‘Plastic’ Katie Holmes ‘Can’t Sing For Sh*t!’: Tori Spelling Rips Ex-Pal In New No-Holds-Barred Book

By Melissa Cronin

Katie Holmes is a ‘plastic’ robot who “can’t sing for sh*t.”

That’s the shockingly bitter accusation Tori Spelling makes about the actress, a former friend, in her new no-holds-barred book, Spelling It Like It Is.

Spelling and Holmes first met years ago, when Holmes was on "Dawson’s Creek" and Spelling was still on "90210."

“A friend of mine at the time did a movie with her, "Teaching Mrs. Tingle,"” Spelling explains, and soon the group decided to get together for drinks at Trader Vic’s restaurant and bar in Los Angeles.

“"Dawson’s Creek" Katie was exactly what you’d expect,” Spelling writes. “She was wearing jeans and a tank top. Her hair was down. She was shy but engaging, and altogether pretty adorable.”

Flash forward several years and Spelling was waiting to meet with vocal coach Eric Vetro for her new TV movie "The Mistletones."
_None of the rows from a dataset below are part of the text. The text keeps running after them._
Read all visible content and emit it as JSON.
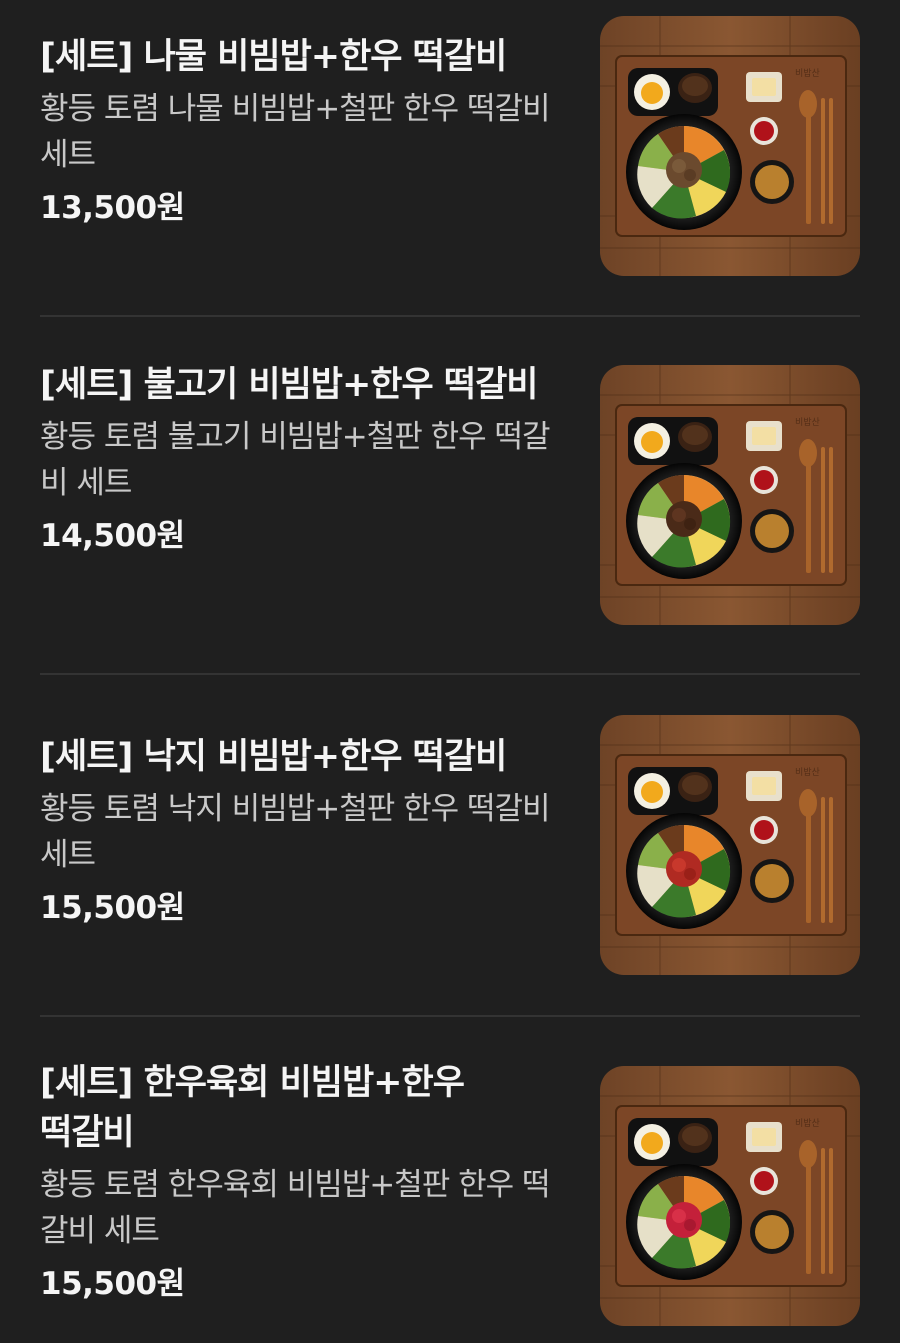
{
  "menu_items": [
    {
      "title": "[세트] 나물 비빔밥+한우 떡갈비",
      "description": "황등 토렴 나물 비빔밥+철판 한우 떡갈비 세트",
      "price": "13,500원",
      "image": "bibimbap-set-photo",
      "topping": "vegetable"
    },
    {
      "title": "[세트] 불고기 비빔밥+한우 떡갈비",
      "description": "황등 토렴 불고기 비빔밥+철판 한우 떡갈비 세트",
      "price": "14,500원",
      "image": "bibimbap-set-photo",
      "topping": "bulgogi"
    },
    {
      "title": "[세트] 낙지 비빔밥+한우 떡갈비",
      "description": "황등 토렴 낙지 비빔밥+철판 한우 떡갈비 세트",
      "price": "15,500원",
      "image": "bibimbap-set-photo",
      "topping": "octopus"
    },
    {
      "title": "[세트] 한우육회 비빔밥+한우 떡갈비",
      "description": "황등 토렴 한우육회 비빔밥+철판 한우 떡갈비 세트",
      "price": "15,500원",
      "image": "bibimbap-set-photo",
      "topping": "yukhoe"
    }
  ],
  "colors": {
    "background": "#1f1f1f",
    "divider": "#333333",
    "title": "#f5f5f5",
    "description": "#c8c8c8"
  }
}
She writes, “as I sat waiting outside his music room, I heard his prior appointment working with him in the other room. It was some actress singing horribly off-key … That made me feel better. I heard him say good-bye and then the actress walked out of the room. It was Katie Holmes.”

Holmes stopped to say hi, as Spelling writes: “I didn’t know whether we should hug or shake hands. But the signal from her was immediately clear: Don’t even come close. I instantly got nervous. We clearly weren’t going to catch up on the last ten years. And we certainly weren’t going to talk about her husband, Tom Cruise.

So instead, Spelling says, she pulled out “the mommy card,” complimenting Holmes on her daughter, Suri and telling Holmes she had kids her own age.

Holmes didn’t bite, responding “Oh, do you?” Spelling claims.

“Then I was annoyed,” she writes.

“Come on. Okay, I know your’e busy. But you’re in the public eye. Don’t tell me you don’t follow the tabloids. Don’t tell me you don’t know anything about other celebrities and their kids.”

“Then we stood there,” she says. “She was just plastic. In a perfectly polite way. … My pits were drenched. I never sweat. It was that awkward. I thought, I know you’re not a robot because you can’t sing for sh*t …”

Spelling continues, “As my anxiety faded, I just felt sorry for her. I hadn’t expected her to reminisce, but this was a totally different person from the girl I’d met at Trader Vic’s. I felt sad for her. Those paparazzi photos, the ones where she looks like she’s miserable but putting on a happy face? That’s what she looked like in person.”

“Not long after that encounter,” she says, “the news would break that she and Tom had split up.”